Agricultural trade liberalisation, growth in income, inequality, rural households, Bangladesh

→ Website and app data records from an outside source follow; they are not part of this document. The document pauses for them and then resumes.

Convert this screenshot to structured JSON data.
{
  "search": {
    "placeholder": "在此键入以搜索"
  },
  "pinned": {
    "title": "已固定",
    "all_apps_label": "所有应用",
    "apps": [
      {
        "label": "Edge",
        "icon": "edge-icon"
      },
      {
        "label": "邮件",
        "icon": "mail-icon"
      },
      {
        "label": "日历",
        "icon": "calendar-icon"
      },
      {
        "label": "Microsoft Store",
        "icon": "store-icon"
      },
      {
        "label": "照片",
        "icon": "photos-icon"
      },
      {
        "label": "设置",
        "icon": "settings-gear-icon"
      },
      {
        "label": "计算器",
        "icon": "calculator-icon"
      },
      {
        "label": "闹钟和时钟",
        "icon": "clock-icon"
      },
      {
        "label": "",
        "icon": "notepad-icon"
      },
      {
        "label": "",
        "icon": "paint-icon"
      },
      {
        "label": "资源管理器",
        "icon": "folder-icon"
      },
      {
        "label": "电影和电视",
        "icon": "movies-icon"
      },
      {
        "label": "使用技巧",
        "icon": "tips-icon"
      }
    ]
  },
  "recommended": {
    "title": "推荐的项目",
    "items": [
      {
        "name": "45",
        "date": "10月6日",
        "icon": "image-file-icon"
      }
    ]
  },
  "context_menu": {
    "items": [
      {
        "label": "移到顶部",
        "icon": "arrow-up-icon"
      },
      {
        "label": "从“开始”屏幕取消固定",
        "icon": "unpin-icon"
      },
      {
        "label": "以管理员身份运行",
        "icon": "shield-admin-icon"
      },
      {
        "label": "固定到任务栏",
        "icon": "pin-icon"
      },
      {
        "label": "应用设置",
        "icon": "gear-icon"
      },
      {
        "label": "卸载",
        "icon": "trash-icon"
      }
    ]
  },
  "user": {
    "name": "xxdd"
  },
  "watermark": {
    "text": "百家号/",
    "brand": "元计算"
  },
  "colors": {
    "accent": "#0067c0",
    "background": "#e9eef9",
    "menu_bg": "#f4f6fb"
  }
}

The study has investigated the growth in income of rural households in Bangladesh with a view to analysing distributional consequences in the post-liberalisation era. Using data from secondary sources, it has applied a quintile-growth approach by dividing each group of households into five income clusters (quintiles) to analyse the incidence of growth in real income. It has found that although all groups of rural households experienced a moderate to high increase in real income, non-farm households experienced a larger increase than farm households due to a large reduction in consumer price. Farm households gained from the increase in productivity but experienced losses from producer price reduction. The two opposite forces – increase in productivity and reduction in producer price – offset the effects of each other, thereby affecting the income growth of farm households. Amongst the farm households, large and medium farmers gained the most and small farmers gained the least from the growth in real income, indicating that rich households experienced a much higher increase in real income than poor households – thereby adversely affecting the distribution of income and widening the income gap between rich and poor households. These findings demonstrated that while agricultural trade liberalisation benefited rural households generally, the benefits were not distributed equally and in fact, inequality increased amongst rural households. This study argues that the growth in real income of rural household was not pro-poor during 1985- 86 to 2005. This study suggests that agricultural trade liberalisation contributed to higher growth in the rural economy but it contributed to greater inequality in income distribution amongst the rich and poor income groups (quintiles). Government should reduce inequality through policy interventions with income transfer from the rich to the poor.